Alfalfa outlook strong in Wisconsin

Gloria Hafemeister
Now Media Group


Going into 2016, what's the alfalfa outlook?

Mike Rankin, former UW-Extension crops and soils agent in Fond du Lac County and current editor of Hay and Forage Grower magazine, spoke with members of the Fond du Lac Forage Council recently during their annual meeting in Fond du Lac.

He reviewed the alfalfa production from the 2015 season and said there appears to be abundant supplies of mature, low-quality forage in many parts of the country.

'We went into 2015 with more hay in stock across the U.S. than there has been since 2005,' he said. 'The projection is for forage production to be up across the U.S. this year.'

Looking at weather conditions, Rankin said California is down considerably in production because of the drought. They are feeding 8 pounds per cow per day, whereas back in 2009, they fed 10 pounds a day or more.

'They also continually lose more acres to almond production,' he said.

Regarding the availability of seed, Rankin said alfalfa seed looks to be in good shape for the 2016 growing season, but there may be issues for those who wait to order the elite varieties that are in high demand.

Production of seed appears to be good, he added, but supplies could change if demand for a particular variety increases.

Wisconsin alfalfa project

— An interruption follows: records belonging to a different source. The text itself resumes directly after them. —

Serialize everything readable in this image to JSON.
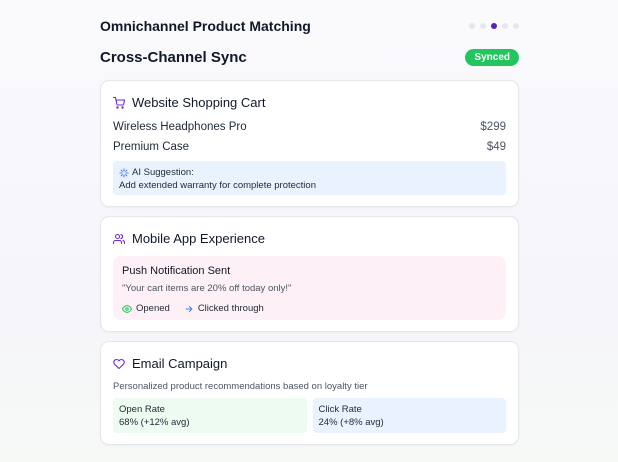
{
  "app": {
    "title": "Omnichannel Product Matching"
  },
  "pager": {
    "total": 5,
    "active_index": 2
  },
  "section": {
    "title": "Cross-Channel Sync",
    "status": "Synced"
  },
  "colors": {
    "accent": "#5b21b6",
    "success": "#22c55e"
  },
  "website_card": {
    "title": "Website Shopping Cart",
    "icon": "shopping-cart-icon",
    "items": [
      {
        "name": "Wireless Headphones Pro",
        "price": "$299"
      },
      {
        "name": "Premium Case",
        "price": "$49"
      }
    ],
    "suggestion": {
      "title": "AI Suggestion:",
      "text": "Add extended warranty for complete protection"
    }
  },
  "mobile_card": {
    "title": "Mobile App Experience",
    "icon": "users-icon",
    "push": {
      "title": "Push Notification Sent",
      "message": "\"Your cart items are 20% off today only!\"",
      "stat_opened": "Opened",
      "stat_clicked": "Clicked through"
    }
  },
  "email_card": {
    "title": "Email Campaign",
    "icon": "heart-icon",
    "description": "Personalized product recommendations based on loyalty tier",
    "metrics": [
      {
        "label": "Open Rate",
        "value": "68% (+12% avg)"
      },
      {
        "label": "Click Rate",
        "value": "24% (+8% avg)"
      }
    ]
  }
}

Forage growers also heard updates on the Wisconsin Alfalfa Yield and Persistence Project from Tina Kohlman, dairy and livestock agent, Fond du Lac County UW-Extension.

Kohlman said the objective of the study is to verify the yield and quality of alfalfa harvested from fields over the life of the stand and quantify decreases in stand productivity of alfalfa fields as they age.

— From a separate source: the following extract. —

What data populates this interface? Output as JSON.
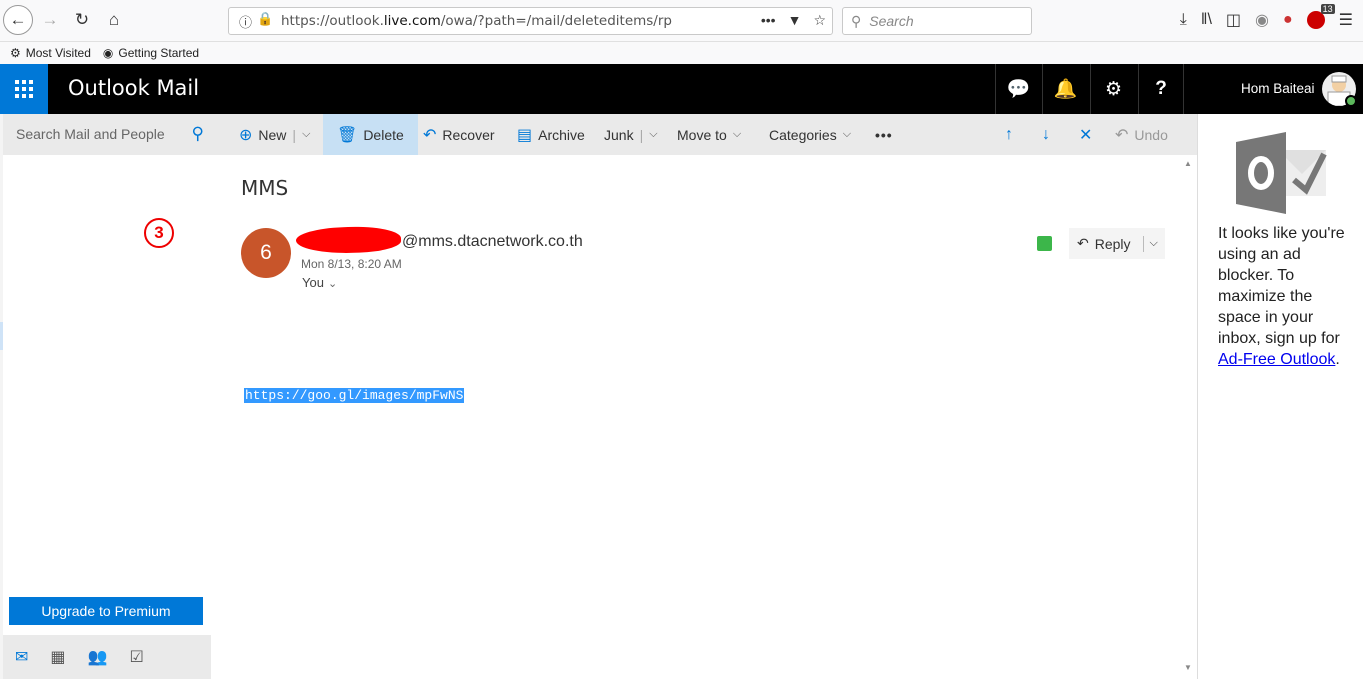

Four Fond du Lac County farms were a part of that study, monitoring fields that were seeded in 2013. In all the fields, it covered 102 acres with an average seeding rate of 17.3 pounds. The study looked at yield and also quality.

'We're rich in cow numbers but land poor,' she said, 'so the more milk you can get per acre, the more beneficial it can be.'

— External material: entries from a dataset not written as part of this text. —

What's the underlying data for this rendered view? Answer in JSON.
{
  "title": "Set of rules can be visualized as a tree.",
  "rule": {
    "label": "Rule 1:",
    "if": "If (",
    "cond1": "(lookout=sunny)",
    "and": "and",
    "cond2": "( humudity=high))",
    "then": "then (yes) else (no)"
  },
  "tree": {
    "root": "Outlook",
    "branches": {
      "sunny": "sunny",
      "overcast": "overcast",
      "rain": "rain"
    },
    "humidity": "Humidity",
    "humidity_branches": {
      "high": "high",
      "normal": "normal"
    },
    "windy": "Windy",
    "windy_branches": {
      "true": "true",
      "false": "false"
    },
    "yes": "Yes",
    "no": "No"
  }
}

Of the four Fond du Lac County farms in the study, one farm cut earlier than the rest and then got a fifth cutting. All four farms had four cuttings before Sept. 1.

In the Wisconsin study, the average yield with a five-cut harvest system was 0.5 ton, and in Fond du Lac County, the average was 0.7 ton.

Kohlman said they are looking for cooperators to work with the study, noting that no special management practices are required.

The Wisconsin Alfalfa Yield and Persistence Program is designed to provide forage growers and agricultural professionals a unique look at what is happening at the farm level. As more fields are entered and years pass, the reliability of information will increase. So far, nine years of data have been collected.